“How accurate is your humidity sensor? Find out with this project.
Humidity sensors are commonplace, relatively inexpensive, and come in many different varieties. Too often, we check the datasheet, use them with an interface, and (as long as the values “look reasonable”) we accept the results.
In this project, we demonstrate how to go a step further and verify the accuracy of a humidity sensor. We also illustrate a general method for sensor calibration and apply the method to calibrate the results to improve the accuracy of the humidity measurements.
To check the accuracy of a sensor, obtained values are compared to a reference standard. To check the accuracy of a humidity sensor, we use the “saturated salt” method to produce the standards. Put simply, certain salts (i.e., ionic compounds such as table salt or potassium chloride), when dissolved in an aqueous solution, produce an atmosphere of a known humidity (see reference PDF).
These chemical properties are used to create micro-environments of known relative humidity (RH) percentages (i.e., reference standards), and the sensors are read inside the micro-environment. Specifically, we will make a solution in a sealed jar to preserve the atmosphere and then place the connected sensor in the sealed jar. Subsequently, the sensor is repeatedly read and the values recorded.
By repeating the procedure using several different salts, each producing a different relative humidity, we can develop a profile for the sensor under test. Since we know what the relative humidity is for each micro-environment, we can assess the deviations of our sensor readings from those known values, and thus, evaluate the accuracy of the sensor.

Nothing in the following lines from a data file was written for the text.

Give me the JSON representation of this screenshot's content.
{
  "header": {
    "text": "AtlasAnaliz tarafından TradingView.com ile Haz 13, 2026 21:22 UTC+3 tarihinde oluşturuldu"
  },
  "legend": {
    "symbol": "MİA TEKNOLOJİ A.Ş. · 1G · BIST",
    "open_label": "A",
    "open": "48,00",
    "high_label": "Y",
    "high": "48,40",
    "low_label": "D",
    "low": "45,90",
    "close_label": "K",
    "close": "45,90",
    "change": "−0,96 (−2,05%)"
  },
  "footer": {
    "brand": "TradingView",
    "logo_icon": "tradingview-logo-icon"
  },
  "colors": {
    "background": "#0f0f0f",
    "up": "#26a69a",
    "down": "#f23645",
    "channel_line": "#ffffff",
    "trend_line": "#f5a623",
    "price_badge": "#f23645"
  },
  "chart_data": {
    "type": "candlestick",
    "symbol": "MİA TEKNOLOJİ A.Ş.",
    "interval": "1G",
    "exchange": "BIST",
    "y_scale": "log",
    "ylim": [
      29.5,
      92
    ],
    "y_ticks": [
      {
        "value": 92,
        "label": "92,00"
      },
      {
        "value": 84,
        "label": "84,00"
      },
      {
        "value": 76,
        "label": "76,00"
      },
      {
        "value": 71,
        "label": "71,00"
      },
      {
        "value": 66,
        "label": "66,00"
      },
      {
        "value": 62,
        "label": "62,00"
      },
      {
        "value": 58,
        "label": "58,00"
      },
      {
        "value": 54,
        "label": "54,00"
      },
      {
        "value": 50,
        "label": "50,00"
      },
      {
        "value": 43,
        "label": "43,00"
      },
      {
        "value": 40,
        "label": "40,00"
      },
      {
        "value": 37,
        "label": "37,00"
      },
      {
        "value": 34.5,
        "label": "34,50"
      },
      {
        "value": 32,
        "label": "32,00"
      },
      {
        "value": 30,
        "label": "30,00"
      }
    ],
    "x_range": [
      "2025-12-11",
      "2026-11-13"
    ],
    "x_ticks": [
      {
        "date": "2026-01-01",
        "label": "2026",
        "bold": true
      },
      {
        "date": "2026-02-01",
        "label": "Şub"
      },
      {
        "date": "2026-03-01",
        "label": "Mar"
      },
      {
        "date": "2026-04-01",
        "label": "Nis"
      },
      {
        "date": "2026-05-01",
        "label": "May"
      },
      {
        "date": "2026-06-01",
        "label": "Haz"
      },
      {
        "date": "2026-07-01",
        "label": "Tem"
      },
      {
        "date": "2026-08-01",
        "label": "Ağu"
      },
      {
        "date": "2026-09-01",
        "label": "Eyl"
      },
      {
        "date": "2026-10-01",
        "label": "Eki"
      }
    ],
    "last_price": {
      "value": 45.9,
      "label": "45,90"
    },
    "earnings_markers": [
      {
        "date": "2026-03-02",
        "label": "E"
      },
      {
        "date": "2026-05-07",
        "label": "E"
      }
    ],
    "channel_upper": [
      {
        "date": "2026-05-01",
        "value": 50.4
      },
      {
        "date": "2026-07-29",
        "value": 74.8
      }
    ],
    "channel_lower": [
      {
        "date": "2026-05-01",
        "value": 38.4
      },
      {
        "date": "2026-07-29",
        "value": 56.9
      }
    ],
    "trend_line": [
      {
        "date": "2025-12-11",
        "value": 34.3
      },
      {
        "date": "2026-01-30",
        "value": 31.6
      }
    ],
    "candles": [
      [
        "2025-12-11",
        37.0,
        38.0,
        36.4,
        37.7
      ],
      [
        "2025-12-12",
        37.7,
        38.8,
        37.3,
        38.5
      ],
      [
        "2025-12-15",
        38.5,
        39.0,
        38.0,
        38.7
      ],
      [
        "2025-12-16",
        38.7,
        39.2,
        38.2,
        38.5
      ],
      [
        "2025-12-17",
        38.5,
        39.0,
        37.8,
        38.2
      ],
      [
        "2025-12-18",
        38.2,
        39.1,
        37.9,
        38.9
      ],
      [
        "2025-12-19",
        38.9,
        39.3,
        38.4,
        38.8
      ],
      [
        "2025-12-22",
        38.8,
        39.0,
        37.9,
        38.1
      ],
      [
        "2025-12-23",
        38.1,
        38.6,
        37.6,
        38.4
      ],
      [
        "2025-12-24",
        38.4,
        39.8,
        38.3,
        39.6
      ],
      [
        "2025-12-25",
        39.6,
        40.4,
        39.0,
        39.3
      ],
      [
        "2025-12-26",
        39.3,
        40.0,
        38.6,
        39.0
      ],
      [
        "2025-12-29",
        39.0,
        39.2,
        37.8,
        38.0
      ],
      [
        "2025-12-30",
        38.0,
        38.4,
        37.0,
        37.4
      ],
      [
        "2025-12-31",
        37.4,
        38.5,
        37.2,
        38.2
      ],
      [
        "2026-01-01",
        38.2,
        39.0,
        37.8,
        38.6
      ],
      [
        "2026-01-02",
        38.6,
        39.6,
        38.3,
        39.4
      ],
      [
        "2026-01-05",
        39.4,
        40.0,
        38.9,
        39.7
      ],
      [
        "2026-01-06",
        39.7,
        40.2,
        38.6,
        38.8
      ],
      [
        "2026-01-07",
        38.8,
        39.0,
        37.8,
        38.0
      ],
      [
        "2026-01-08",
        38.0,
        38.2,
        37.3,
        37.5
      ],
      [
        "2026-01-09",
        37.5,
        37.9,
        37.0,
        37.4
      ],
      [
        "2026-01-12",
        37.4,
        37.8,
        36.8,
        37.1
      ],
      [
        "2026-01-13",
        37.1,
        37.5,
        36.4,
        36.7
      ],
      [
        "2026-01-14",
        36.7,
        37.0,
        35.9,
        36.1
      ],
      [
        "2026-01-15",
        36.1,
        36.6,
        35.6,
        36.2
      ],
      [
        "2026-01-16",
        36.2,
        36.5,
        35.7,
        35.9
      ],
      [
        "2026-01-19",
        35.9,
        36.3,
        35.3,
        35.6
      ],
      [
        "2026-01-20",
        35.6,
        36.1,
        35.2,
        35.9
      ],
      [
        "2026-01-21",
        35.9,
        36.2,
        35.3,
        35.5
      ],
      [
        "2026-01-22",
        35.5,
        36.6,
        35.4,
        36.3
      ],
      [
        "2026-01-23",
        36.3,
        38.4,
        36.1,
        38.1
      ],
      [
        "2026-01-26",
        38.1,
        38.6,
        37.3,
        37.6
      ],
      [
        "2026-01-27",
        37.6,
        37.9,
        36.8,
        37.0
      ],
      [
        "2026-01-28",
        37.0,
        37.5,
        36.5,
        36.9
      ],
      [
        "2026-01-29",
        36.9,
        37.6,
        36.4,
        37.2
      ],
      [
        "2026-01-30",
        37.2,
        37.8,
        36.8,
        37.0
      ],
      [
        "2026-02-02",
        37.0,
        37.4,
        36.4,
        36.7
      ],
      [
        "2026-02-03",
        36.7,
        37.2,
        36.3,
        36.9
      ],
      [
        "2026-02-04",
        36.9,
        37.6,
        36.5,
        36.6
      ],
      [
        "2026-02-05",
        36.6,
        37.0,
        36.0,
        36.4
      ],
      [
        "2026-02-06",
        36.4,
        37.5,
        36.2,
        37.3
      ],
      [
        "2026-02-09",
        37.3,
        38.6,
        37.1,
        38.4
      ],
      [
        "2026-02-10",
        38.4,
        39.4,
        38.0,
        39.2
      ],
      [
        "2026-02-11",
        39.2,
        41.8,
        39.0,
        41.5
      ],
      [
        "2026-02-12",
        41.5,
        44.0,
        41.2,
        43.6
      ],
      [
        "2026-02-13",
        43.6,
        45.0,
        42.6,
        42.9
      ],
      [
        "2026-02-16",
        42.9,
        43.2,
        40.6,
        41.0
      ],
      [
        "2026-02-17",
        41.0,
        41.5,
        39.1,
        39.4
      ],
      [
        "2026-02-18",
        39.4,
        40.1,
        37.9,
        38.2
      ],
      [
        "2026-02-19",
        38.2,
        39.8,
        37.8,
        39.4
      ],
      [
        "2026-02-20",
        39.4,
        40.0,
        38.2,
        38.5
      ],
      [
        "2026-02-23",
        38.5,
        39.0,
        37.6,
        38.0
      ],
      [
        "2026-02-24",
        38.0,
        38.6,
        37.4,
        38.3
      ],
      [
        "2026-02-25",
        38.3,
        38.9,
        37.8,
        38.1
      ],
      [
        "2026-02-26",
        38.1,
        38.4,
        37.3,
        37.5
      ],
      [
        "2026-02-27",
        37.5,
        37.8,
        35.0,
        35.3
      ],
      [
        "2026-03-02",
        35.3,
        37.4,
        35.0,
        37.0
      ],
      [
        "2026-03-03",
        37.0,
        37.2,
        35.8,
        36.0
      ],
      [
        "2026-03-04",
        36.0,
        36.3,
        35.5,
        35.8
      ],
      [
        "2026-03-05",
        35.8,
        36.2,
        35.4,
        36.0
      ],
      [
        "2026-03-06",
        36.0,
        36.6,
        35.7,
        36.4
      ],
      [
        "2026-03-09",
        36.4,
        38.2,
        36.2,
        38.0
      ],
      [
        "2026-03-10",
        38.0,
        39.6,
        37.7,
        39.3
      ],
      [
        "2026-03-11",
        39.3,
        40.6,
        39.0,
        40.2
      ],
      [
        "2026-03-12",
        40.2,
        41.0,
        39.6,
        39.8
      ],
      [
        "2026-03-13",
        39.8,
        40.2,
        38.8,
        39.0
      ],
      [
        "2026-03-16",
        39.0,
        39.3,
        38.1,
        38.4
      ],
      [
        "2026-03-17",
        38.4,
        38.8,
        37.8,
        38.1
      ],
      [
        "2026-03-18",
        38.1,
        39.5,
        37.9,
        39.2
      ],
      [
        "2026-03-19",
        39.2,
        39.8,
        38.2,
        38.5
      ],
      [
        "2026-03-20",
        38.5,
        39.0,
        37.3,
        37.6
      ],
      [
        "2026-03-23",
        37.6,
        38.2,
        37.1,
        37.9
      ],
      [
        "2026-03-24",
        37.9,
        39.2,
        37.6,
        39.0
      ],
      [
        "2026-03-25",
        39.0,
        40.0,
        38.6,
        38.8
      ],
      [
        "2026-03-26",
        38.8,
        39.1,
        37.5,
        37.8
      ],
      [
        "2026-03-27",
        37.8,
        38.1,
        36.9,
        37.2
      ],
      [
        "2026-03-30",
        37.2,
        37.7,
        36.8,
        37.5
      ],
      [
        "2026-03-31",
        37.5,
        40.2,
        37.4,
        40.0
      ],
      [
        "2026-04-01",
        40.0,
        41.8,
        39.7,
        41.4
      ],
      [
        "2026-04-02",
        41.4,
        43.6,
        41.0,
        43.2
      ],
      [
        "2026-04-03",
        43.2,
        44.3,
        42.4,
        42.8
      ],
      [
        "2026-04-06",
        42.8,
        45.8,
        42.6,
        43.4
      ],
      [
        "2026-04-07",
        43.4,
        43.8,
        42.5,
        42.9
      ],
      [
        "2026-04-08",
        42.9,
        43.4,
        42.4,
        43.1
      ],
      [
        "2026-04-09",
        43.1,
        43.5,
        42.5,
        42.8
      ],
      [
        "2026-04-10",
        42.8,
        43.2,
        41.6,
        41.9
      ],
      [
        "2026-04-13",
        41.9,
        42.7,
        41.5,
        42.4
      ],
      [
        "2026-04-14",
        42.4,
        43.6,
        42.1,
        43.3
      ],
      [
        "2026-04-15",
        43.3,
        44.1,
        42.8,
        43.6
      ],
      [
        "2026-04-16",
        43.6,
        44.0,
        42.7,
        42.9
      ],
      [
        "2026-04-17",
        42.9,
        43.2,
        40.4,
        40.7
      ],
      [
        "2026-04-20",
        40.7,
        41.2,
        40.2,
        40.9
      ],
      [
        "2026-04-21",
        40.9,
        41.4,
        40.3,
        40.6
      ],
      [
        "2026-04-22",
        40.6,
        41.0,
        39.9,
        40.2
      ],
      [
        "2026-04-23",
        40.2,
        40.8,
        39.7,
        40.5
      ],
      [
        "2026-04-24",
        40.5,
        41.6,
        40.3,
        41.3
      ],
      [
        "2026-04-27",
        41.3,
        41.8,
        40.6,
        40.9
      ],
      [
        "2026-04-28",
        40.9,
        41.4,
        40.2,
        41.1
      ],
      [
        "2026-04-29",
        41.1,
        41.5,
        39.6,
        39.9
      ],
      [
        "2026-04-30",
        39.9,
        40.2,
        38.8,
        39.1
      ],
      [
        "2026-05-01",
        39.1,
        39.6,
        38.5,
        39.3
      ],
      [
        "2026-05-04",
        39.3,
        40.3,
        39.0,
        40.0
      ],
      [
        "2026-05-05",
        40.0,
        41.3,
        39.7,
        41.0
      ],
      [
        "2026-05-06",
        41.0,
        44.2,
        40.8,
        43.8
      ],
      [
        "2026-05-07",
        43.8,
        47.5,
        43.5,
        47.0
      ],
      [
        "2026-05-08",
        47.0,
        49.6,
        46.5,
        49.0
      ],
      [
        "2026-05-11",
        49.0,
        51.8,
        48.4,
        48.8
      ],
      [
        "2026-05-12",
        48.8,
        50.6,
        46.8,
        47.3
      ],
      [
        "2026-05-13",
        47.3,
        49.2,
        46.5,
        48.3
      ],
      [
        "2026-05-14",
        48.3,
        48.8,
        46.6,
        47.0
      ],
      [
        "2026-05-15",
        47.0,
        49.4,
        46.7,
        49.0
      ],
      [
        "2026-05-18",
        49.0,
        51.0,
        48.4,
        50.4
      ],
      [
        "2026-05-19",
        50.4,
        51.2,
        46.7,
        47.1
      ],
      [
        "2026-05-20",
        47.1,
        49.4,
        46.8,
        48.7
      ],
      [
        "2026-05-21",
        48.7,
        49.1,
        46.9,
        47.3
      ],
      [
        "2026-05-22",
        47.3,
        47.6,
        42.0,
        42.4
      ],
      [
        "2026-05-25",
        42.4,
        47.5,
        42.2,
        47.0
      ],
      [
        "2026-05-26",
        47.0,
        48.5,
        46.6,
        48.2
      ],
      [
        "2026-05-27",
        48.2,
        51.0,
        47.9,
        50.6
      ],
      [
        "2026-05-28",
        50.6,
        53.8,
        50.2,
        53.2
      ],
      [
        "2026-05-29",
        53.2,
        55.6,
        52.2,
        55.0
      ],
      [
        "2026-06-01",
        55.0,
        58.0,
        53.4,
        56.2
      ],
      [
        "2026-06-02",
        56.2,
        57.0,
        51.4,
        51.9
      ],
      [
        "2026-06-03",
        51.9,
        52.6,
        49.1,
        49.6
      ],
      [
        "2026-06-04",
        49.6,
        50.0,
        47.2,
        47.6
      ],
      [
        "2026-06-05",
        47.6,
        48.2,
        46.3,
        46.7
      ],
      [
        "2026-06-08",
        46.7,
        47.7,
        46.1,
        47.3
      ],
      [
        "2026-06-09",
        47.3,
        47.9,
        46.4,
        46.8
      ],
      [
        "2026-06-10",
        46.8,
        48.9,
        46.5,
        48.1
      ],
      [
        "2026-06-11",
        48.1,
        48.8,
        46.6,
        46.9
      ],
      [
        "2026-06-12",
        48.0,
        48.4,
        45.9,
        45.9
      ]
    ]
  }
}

If the deviations are substantial, but not insurmountable, we can apply mathematical calibration procedures in software to increase the accuracy of the measurements.”